Can anyone explain Port Stanley’s new parking rules to me, in three sentences or less? It’s a pebble in our sandal, for sure.
It’s a long weekend and here on the shore of Lake Erie, there will be more cars than places to park. Parking is a problem everywhere. Here in Port Stanley, the situation is fluid.
The municipality now enforces paid parking from May 1 – September 30 at $4 per hour to a max of $20. Or, $30 if you’re pulling a trailer. But there is also a season-pass option – $100 bucks to park as often as you want, $120 with a boat trailer.
Something had to change for a couple of reasons. People don’t like to pay for parking, so some roam side streets looking for a free alternative. Most are respectful but some are not. They block fire hydrants and even double park when they run out of patience. They park between cottages, sticking out into two driveways, hop fences and run through private yards to reach the sand.
And it’s not confined to the main beach area, where the massive lot at GT’s fills up in a hot minute. It sometimes happens in the core of the village and anywhere within walking distance of Little Beach.
Reason #2: Central Elgin needs to get more money out of Port Stanley and it’s trying to do so without raising taxes. There are big plans for improvements in the coming years and they have to get funded somehow.
So, parking in the village was limited to two hours between 10 am and 5 pm. It now costs to park at several previously free parking lots. Paid lots are at the IDA, Little Beach, East Headlands, the Visitor Centre, and Erie Rest beach.
It’s a delicate balancing act between needing tourists and trying to force some of them to remember that this is our home. Council looked at the idea of painting parking spots on main streets but ultimately decided against it. They’d have to paint spots big enough to accommodate the largest vehicles, thereby deterring smaller ones from getting closer together. In short, they felt it would reduce the number of cars that could park.
The latest development is a rethink of the whole thing. This comes in reaction to an outcry from village merchants and others. The concept of paid parking has been in Port Stanley for less than a decade. There was outrage and, some said, lower tourism dollars when it was first brought in. Now it’s just part of the way of life here.
Two Forks backs onto the IDA lot which is now paid parking. So, this confuses me.
Some want to return to free core parking. Others say, make it free during the week and make visitors pay to park on weekends. It’s a work in progress for sure. And some villagers say enforcement isn’t happening yet. On our early morning walks, we see campers at Little Beach and along the harbour where they are “forbidden”. They come in late and leave early.

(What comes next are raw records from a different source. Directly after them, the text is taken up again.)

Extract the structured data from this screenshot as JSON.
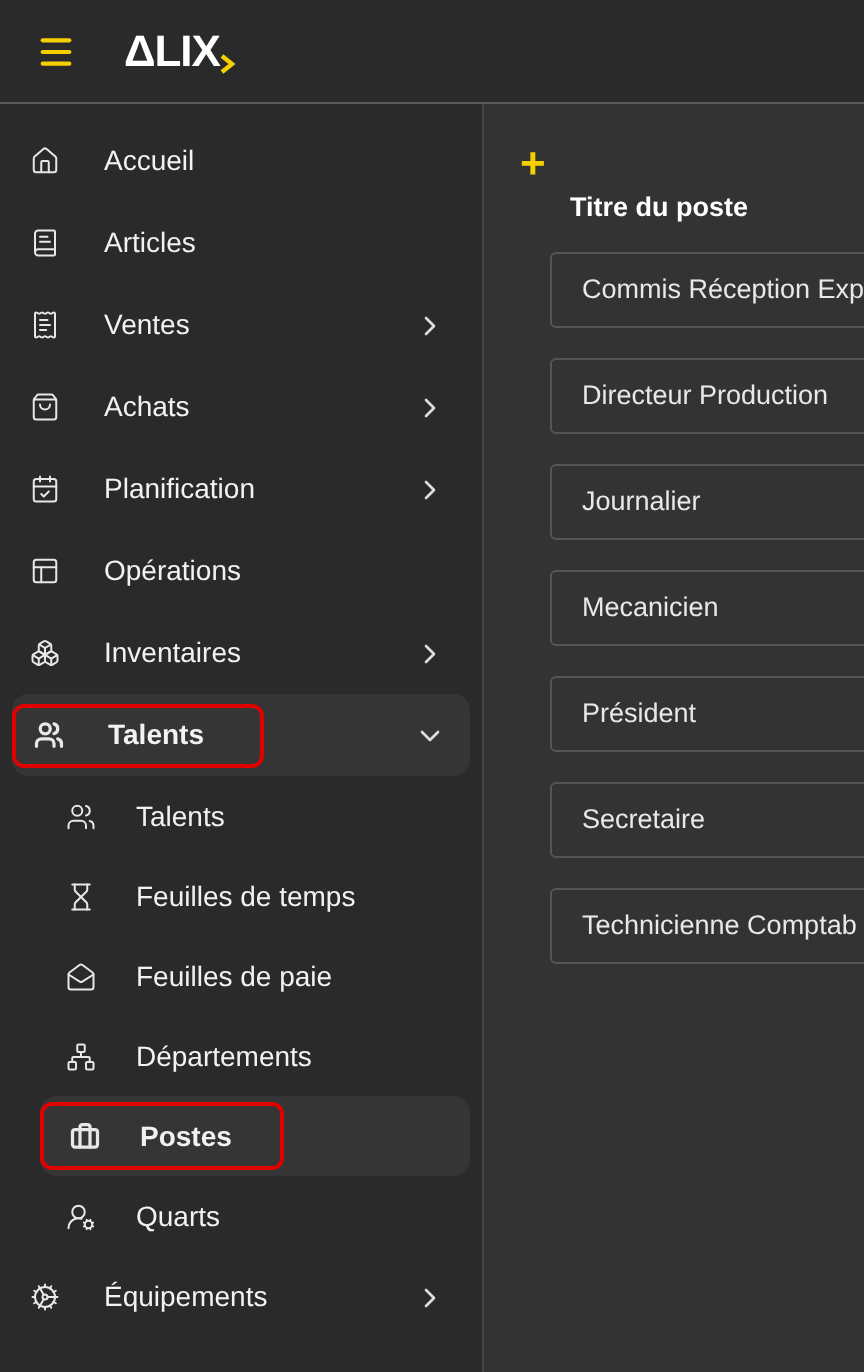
{
  "header": {
    "logo": "ΔLIX"
  },
  "sidebar": {
    "items": [
      {
        "label": "Accueil",
        "kind": "link",
        "highlighted": false
      },
      {
        "label": "Articles",
        "kind": "link",
        "highlighted": false
      },
      {
        "label": "Ventes",
        "kind": "menu",
        "expanded": false,
        "highlighted": false
      },
      {
        "label": "Achats",
        "kind": "menu",
        "expanded": false,
        "highlighted": false
      },
      {
        "label": "Planification",
        "kind": "menu",
        "expanded": false,
        "highlighted": false
      },
      {
        "label": "Opérations",
        "kind": "link",
        "highlighted": false
      },
      {
        "label": "Inventaires",
        "kind": "menu",
        "expanded": false,
        "highlighted": false
      },
      {
        "label": "Talents",
        "kind": "menu",
        "expanded": true,
        "highlighted": true,
        "children": [
          {
            "label": "Talents",
            "selected": false,
            "highlighted": false
          },
          {
            "label": "Feuilles de temps",
            "selected": false,
            "highlighted": false
          },
          {
            "label": "Feuilles de paie",
            "selected": false,
            "highlighted": false
          },
          {
            "label": "Départements",
            "selected": false,
            "highlighted": false
          },
          {
            "label": "Postes",
            "selected": true,
            "highlighted": true
          },
          {
            "label": "Quarts",
            "selected": false,
            "highlighted": false
          }
        ]
      },
      {
        "label": "Équipements",
        "kind": "menu",
        "expanded": false,
        "highlighted": false
      }
    ]
  },
  "main": {
    "add_button": "+",
    "column_title": "Titre du poste",
    "rows": [
      "Commis Réception Exp",
      "Directeur Production",
      "Journalier",
      "Mecanicien",
      "Président",
      "Secretaire",
      "Technicienne Comptab"
    ]
  }
}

I’m not saying anyone should take a chance. Just telling you what I’ve heard!
If you want to avoid paying for parking, make friends with someone who lives close to the action. Preferably someone who has a double driveway. That way, you can park at their place and not get in their way.
Or – and this is drastic – arrive by helicopter and rappel down to the lakeshore. No parking spot needed. However, I’m assuming only Tom Cruise would drop in this way.